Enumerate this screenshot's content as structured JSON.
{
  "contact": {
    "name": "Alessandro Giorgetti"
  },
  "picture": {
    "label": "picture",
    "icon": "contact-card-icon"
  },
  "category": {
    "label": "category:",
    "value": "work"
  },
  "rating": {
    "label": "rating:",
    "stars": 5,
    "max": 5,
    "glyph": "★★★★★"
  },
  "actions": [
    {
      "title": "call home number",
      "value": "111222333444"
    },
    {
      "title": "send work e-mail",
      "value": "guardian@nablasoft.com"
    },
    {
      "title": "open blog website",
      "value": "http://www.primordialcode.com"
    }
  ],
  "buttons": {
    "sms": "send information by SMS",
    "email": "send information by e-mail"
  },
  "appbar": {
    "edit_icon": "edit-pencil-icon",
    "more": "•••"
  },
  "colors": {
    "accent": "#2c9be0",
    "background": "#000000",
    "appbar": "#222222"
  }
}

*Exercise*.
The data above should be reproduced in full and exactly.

*Response area*.
Enumerate this screenshot's content as structured JSON.
{
  "contact": {
    "name": "Alessandro Giorgetti"
  },
  "picture": {
    "label": "picture",
    "icon": "contact-card-icon"
  },
  "category": {
    "label": "category:",
    "value": "work"
  },
  "rating": {
    "label": "rating:",
    "stars": 5,
    "max": 5,
    "glyph": "★★★★★"
  },
  "actions": [
    {
      "title": "call home number",
      "value": "111222333444"
    },
    {
      "title": "send work e-mail",
      "value": "guardian@nablasoft.com"
    },
    {
      "title": "open blog website",
      "value": "http://www.primordialcode.com"
    }
  ],
  "buttons": {
    "sms": "send information by SMS",
    "email": "send information by e-mail"
  },
  "appbar": {
    "edit_icon": "edit-pencil-icon",
    "more": "•••"
  },
  "colors": {
    "accent": "#2c9be0",
    "background": "#000000",
    "appbar": "#222222"
  }
}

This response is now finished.